Entries from a dataset of interfaces

============================================================

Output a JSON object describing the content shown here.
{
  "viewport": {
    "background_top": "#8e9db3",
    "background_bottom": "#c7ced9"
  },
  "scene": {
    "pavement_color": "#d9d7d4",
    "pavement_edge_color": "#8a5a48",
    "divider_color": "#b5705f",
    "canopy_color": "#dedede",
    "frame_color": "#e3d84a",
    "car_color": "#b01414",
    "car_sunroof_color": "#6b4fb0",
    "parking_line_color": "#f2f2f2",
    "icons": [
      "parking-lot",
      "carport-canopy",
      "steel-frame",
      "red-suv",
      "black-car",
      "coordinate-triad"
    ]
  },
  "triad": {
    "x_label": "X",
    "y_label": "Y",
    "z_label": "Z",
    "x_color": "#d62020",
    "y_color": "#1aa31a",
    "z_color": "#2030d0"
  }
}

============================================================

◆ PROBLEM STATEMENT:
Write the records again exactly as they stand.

◆ ANSWER TO THIS TASK:
Output a JSON object describing the content shown here.
{
  "viewport": {
    "background_top": "#8e9db3",
    "background_bottom": "#c7ced9"
  },
  "scene": {
    "pavement_color": "#d9d7d4",
    "pavement_edge_color": "#8a5a48",
    "divider_color": "#b5705f",
    "canopy_color": "#dedede",
    "frame_color": "#e3d84a",
    "car_color": "#b01414",
    "car_sunroof_color": "#6b4fb0",
    "parking_line_color": "#f2f2f2",
    "icons": [
      "parking-lot",
      "carport-canopy",
      "steel-frame",
      "red-suv",
      "black-car",
      "coordinate-triad"
    ]
  },
  "triad": {
    "x_label": "X",
    "y_label": "Y",
    "z_label": "Z",
    "x_color": "#d62020",
    "y_color": "#1aa31a",
    "z_color": "#2030d0"
  }
}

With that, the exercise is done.